What it can do is soon undone by what we are.

Sadness is my destiny, peace my hope.

And yet I write.

I photograph.

My hope is great.

My healing never really comes.

I have to ask myself if I would be willing to sacrifice my writing and photography for peace.

No, I answer.

I can live without peace.

To live without words and images would truly and altruistically destroy me.

That which brings me sadness will fuel my hope.

I am a writer and photographer.

Therein lies my hope.

image

image

image

My lovely little …

convertible is, so I’m told, on the mend.

For six weeks, I’ve been without her.

Begging and borrowing vehicles on the fly.

Never knowing from one day to the next what I’ll be driving.

As much as I miss my car, I miss my Outer Banks bumper sticker, which I proudly displayed on my hood, more.
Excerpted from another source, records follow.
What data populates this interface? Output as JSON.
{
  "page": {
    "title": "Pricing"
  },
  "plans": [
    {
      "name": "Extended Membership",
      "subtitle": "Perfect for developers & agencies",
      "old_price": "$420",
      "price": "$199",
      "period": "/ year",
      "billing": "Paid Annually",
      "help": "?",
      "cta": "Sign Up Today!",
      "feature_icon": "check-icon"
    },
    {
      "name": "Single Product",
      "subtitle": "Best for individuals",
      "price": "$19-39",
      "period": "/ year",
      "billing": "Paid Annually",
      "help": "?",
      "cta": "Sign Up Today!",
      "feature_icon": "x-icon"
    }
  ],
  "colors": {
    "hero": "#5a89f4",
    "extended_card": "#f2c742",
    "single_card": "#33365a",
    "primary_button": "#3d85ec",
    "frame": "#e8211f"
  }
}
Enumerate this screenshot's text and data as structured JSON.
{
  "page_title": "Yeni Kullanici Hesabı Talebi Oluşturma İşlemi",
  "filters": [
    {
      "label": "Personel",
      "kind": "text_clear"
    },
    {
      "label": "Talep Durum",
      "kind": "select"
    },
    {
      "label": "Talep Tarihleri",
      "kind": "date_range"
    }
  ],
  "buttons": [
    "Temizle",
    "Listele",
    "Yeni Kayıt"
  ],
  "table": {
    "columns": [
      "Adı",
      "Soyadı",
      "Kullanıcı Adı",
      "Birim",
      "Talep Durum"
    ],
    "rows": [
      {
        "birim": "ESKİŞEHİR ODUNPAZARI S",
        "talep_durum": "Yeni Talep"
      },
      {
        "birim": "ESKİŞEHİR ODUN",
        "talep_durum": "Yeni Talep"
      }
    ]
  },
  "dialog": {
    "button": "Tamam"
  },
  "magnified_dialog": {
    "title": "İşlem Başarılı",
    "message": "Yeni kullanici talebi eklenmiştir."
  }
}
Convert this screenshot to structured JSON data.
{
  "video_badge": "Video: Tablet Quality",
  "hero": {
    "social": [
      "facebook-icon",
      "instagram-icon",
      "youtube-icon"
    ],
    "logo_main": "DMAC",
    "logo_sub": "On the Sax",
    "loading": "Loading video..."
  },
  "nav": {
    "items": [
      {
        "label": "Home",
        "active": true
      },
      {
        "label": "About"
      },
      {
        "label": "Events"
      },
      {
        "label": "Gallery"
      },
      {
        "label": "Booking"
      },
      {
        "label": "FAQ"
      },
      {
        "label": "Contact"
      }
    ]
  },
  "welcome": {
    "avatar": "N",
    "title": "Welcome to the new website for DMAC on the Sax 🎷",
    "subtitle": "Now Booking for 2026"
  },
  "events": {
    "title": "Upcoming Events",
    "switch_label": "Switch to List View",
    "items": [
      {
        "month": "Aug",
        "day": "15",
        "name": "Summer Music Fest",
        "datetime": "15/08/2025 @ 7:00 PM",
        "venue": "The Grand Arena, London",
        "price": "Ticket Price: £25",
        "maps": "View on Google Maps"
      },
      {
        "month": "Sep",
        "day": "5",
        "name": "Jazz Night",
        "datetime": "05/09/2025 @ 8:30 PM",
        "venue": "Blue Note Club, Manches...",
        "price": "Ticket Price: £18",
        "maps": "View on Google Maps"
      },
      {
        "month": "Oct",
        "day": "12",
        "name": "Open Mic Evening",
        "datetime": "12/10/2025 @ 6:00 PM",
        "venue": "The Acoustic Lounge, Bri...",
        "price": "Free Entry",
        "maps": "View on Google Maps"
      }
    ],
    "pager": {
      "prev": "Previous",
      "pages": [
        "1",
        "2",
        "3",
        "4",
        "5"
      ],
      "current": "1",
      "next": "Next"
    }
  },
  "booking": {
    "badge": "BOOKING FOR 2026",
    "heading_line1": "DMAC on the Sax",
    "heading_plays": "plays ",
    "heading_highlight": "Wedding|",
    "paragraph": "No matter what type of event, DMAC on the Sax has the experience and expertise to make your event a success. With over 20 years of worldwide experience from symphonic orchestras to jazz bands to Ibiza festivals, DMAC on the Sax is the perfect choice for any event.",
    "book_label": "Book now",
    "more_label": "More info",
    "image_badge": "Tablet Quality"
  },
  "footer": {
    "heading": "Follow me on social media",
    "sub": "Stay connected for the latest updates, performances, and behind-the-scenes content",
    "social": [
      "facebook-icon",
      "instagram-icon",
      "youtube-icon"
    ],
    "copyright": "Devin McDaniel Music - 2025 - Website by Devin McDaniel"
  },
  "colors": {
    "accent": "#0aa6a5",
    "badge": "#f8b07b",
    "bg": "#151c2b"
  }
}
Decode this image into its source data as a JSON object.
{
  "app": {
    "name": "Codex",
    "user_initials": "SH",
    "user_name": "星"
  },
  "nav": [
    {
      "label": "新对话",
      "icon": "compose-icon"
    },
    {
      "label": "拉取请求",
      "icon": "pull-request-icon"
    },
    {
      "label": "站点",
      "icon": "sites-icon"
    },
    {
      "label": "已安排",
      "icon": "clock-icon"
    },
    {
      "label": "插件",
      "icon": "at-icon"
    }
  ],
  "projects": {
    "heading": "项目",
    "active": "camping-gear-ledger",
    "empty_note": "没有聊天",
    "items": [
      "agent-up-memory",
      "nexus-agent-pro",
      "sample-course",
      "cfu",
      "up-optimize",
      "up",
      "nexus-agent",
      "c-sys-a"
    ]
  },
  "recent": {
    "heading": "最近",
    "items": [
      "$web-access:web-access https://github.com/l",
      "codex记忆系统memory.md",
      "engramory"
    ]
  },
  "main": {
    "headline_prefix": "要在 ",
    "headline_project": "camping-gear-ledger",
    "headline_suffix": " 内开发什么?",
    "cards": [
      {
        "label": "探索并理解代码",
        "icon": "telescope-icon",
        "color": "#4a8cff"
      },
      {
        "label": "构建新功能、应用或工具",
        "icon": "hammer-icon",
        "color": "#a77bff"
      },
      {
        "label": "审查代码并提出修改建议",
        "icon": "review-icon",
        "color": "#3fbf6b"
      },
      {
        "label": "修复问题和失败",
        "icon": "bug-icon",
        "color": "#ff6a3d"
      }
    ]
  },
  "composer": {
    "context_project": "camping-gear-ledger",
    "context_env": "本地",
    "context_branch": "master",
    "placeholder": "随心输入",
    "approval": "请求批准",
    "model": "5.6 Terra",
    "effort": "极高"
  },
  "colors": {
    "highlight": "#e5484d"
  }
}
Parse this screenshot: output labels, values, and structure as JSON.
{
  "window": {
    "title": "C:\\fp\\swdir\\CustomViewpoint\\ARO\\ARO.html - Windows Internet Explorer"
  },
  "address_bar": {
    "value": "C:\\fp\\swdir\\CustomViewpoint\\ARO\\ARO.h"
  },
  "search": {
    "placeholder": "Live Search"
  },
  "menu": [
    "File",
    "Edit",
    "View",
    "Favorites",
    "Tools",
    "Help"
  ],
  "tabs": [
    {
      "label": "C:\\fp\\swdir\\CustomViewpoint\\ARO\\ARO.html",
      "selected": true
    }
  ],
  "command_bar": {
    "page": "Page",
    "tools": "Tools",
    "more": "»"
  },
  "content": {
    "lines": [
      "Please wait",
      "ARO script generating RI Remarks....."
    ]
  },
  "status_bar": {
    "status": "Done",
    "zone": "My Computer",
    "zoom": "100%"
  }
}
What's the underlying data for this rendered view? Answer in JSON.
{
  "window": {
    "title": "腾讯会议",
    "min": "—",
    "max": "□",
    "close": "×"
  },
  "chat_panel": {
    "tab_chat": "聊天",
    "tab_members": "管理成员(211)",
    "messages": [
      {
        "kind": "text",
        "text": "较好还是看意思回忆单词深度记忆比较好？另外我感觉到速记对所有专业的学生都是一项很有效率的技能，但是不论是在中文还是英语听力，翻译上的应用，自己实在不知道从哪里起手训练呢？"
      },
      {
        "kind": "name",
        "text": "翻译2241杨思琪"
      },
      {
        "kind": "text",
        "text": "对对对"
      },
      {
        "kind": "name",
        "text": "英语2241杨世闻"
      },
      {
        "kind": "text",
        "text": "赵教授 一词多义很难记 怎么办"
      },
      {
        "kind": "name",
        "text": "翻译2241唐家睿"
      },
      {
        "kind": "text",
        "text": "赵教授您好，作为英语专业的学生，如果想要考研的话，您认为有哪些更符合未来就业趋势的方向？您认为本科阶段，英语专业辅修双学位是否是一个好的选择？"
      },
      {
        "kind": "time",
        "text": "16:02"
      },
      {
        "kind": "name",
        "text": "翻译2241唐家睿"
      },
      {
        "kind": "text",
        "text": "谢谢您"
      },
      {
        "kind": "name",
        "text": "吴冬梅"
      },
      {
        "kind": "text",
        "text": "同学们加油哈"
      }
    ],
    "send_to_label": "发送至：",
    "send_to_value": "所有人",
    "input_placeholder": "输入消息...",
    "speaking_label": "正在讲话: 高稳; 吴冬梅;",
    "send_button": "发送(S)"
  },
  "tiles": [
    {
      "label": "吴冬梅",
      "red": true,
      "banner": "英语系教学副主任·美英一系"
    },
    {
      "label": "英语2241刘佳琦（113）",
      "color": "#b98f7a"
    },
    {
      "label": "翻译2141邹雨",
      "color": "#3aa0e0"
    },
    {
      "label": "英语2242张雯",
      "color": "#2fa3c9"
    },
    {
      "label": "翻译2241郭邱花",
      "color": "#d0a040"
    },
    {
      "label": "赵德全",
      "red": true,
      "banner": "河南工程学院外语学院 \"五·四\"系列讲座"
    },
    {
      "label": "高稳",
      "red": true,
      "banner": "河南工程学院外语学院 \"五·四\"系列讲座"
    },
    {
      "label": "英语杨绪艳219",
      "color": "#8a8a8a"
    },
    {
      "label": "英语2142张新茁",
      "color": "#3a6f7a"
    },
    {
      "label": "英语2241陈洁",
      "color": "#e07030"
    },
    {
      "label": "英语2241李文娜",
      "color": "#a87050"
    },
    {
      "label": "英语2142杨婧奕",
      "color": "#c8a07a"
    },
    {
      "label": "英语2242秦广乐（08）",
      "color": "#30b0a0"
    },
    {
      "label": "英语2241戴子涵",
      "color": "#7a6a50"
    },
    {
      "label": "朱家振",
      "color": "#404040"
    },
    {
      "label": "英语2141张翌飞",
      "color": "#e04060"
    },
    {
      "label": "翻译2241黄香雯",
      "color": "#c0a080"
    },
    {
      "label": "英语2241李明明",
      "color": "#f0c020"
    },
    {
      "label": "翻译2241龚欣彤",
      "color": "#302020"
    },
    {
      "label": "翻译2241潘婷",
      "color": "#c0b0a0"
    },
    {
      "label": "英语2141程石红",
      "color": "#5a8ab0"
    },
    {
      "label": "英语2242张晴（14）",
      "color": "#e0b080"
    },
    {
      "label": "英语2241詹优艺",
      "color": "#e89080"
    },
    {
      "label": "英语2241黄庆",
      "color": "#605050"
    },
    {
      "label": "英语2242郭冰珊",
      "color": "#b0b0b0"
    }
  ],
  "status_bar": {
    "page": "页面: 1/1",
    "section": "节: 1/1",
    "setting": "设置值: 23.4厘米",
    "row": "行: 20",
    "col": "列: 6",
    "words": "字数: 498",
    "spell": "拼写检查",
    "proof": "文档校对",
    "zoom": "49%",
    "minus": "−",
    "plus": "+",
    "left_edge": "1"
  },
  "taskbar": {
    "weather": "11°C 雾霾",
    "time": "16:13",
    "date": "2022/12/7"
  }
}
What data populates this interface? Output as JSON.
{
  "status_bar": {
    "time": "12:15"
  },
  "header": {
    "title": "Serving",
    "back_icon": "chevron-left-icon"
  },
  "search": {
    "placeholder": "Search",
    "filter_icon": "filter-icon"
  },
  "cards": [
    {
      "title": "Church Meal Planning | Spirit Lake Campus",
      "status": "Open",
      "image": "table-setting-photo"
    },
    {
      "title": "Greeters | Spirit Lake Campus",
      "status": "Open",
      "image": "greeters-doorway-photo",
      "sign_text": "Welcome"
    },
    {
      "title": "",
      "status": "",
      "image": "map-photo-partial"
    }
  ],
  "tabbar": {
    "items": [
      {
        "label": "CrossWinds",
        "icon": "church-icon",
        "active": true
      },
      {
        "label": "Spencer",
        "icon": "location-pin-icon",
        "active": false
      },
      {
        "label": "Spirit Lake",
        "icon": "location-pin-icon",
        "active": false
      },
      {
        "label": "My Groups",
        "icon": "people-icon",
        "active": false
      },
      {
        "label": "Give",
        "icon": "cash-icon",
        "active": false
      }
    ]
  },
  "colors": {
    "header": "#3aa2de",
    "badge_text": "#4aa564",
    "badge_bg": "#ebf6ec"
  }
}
Pirate’s Paradise it proclaimed.

On my hood.

I miss that sticker nearly as much as I miss my car.

I want a Jeep, yes, but on my timeline.

And the OBX sticker is a dealbreaker.

I suppose the only thing (family not included) I love more than my car is the OBX.

I want that sticker, preferably still attached to my car.

Hope springs eternal, right?

image

image

image

And so it does.

Spring eternally, that is.

Being a photographer …

these days means little more to most people than having a phone or buying an expensive camera and setting it to full auto.

Taking what they get because an image is just an image, right?

I feel sick when I look at photographs that have been photoshopped into submission.

Jpeg files that leave little room for development because so much is lost.

I still shoot film quite often and develop my prints in a borrowed darkroom.

The possibilities of what an image can be are endless.

When I shoot digital, I shoot RAW.

I’m amazed how many digital “photographers” I come across who have no idea what RAW means.

Maybe it’s wrong, but I dismiss them immediately.

Getting lucky now and then doesn’t make one a photographer.

It makes them lucky and cowardly.

A true photographer realizes that yeah, once in a while, we get lucky, but knowing when and where to shoot is an art.

Up hours before sunrise.

Hiking miles in the dark.

Sunburned and thirsty, dirty, scraped, wet, exhausted and sometimes bleeding.

I will likely never be a “discovered photographer”, but being real is more important to me than faking it.

I feel the light, hear the wind, understand the rain.

As do my fellow photographers.

We see beyond the end of our lenses.

We are what we shoot.

And proudly, we work for our shots.

We are a dying breed, but at the end of the day, understand what it really means to be a photographer.

image

image

image

image

image

image

image

image